---------- Data records
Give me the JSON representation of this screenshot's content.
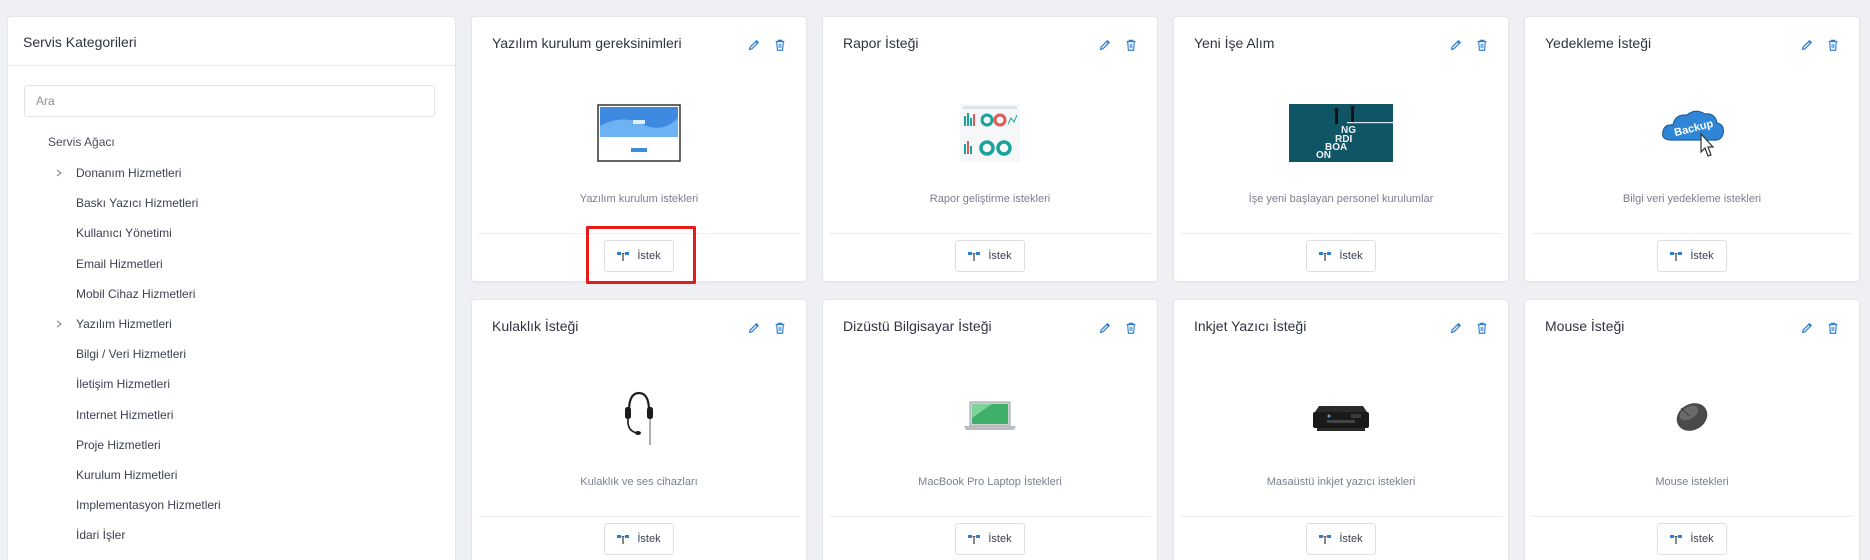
{
  "sidebar": {
    "title": "Servis Kategorileri",
    "search_placeholder": "Ara",
    "tree_root": "Servis Ağacı",
    "items": [
      {
        "label": "Donanım Hizmetleri",
        "expandable": true
      },
      {
        "label": "Baskı Yazıcı Hizmetleri",
        "expandable": false
      },
      {
        "label": "Kullanıcı Yönetimi",
        "expandable": false
      },
      {
        "label": "Email Hizmetleri",
        "expandable": false
      },
      {
        "label": "Mobil Cihaz Hizmetleri",
        "expandable": false
      },
      {
        "label": "Yazılım Hizmetleri",
        "expandable": true
      },
      {
        "label": "Bilgi / Veri Hizmetleri",
        "expandable": false
      },
      {
        "label": "İletişim Hizmetleri",
        "expandable": false
      },
      {
        "label": "Internet Hizmetleri",
        "expandable": false
      },
      {
        "label": "Proje Hizmetleri",
        "expandable": false
      },
      {
        "label": "Kurulum Hizmetleri",
        "expandable": false
      },
      {
        "label": "Implementasyon Hizmetleri",
        "expandable": false
      },
      {
        "label": "İdari İşler",
        "expandable": false
      }
    ]
  },
  "request_label": "İstek",
  "cards": [
    {
      "title": "Yazılım kurulum gereksinimleri",
      "description": "Yazılım kurulum istekleri",
      "image": "software-install-image"
    },
    {
      "title": "Rapor İsteği",
      "description": "Rapor geliştirme istekleri",
      "image": "report-dashboard-image"
    },
    {
      "title": "Yeni İşe Alım",
      "description": "İşe yeni başlayan personel kurulumlar",
      "image": "onboarding-image"
    },
    {
      "title": "Yedekleme İsteği",
      "description": "Bilgi veri yedekleme istekleri",
      "image": "backup-cloud-image"
    },
    {
      "title": "Kulaklık İsteği",
      "description": "Kulaklık ve ses cihazları",
      "image": "headset-image"
    },
    {
      "title": "Dizüstü Bilgisayar İsteği",
      "description": "MacBook Pro Laptop İstekleri",
      "image": "laptop-image"
    },
    {
      "title": "Inkjet Yazıcı İsteği",
      "description": "Masaüstü inkjet yazıcı istekleri",
      "image": "printer-image"
    },
    {
      "title": "Mouse İsteği",
      "description": "Mouse istekleri",
      "image": "mouse-image"
    }
  ],
  "onboarding_image_text": [
    "NG",
    "RDI",
    "BOA",
    "ON"
  ],
  "backup_image_text": "Backup",
  "colors": {
    "accent": "#2f7fd1",
    "highlight": "#e41c1c"
  }
}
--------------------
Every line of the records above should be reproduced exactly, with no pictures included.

Solution to the exercise:
Give me the JSON representation of this screenshot's content.
{
  "sidebar": {
    "title": "Servis Kategorileri",
    "search_placeholder": "Ara",
    "tree_root": "Servis Ağacı",
    "items": [
      {
        "label": "Donanım Hizmetleri",
        "expandable": true
      },
      {
        "label": "Baskı Yazıcı Hizmetleri",
        "expandable": false
      },
      {
        "label": "Kullanıcı Yönetimi",
        "expandable": false
      },
      {
        "label": "Email Hizmetleri",
        "expandable": false
      },
      {
        "label": "Mobil Cihaz Hizmetleri",
        "expandable": false
      },
      {
        "label": "Yazılım Hizmetleri",
        "expandable": true
      },
      {
        "label": "Bilgi / Veri Hizmetleri",
        "expandable": false
      },
      {
        "label": "İletişim Hizmetleri",
        "expandable": false
      },
      {
        "label": "Internet Hizmetleri",
        "expandable": false
      },
      {
        "label": "Proje Hizmetleri",
        "expandable": false
      },
      {
        "label": "Kurulum Hizmetleri",
        "expandable": false
      },
      {
        "label": "Implementasyon Hizmetleri",
        "expandable": false
      },
      {
        "label": "İdari İşler",
        "expandable": false
      }
    ]
  },
  "request_label": "İstek",
  "cards": [
    {
      "title": "Yazılım kurulum gereksinimleri",
      "description": "Yazılım kurulum istekleri",
      "image": "software-install-image"
    },
    {
      "title": "Rapor İsteği",
      "description": "Rapor geliştirme istekleri",
      "image": "report-dashboard-image"
    },
    {
      "title": "Yeni İşe Alım",
      "description": "İşe yeni başlayan personel kurulumlar",
      "image": "onboarding-image"
    },
    {
      "title": "Yedekleme İsteği",
      "description": "Bilgi veri yedekleme istekleri",
      "image": "backup-cloud-image"
    },
    {
      "title": "Kulaklık İsteği",
      "description": "Kulaklık ve ses cihazları",
      "image": "headset-image"
    },
    {
      "title": "Dizüstü Bilgisayar İsteği",
      "description": "MacBook Pro Laptop İstekleri",
      "image": "laptop-image"
    },
    {
      "title": "Inkjet Yazıcı İsteği",
      "description": "Masaüstü inkjet yazıcı istekleri",
      "image": "printer-image"
    },
    {
      "title": "Mouse İsteği",
      "description": "Mouse istekleri",
      "image": "mouse-image"
    }
  ],
  "onboarding_image_text": [
    "NG",
    "RDI",
    "BOA",
    "ON"
  ],
  "backup_image_text": "Backup",
  "colors": {
    "accent": "#2f7fd1",
    "highlight": "#e41c1c"
  }
}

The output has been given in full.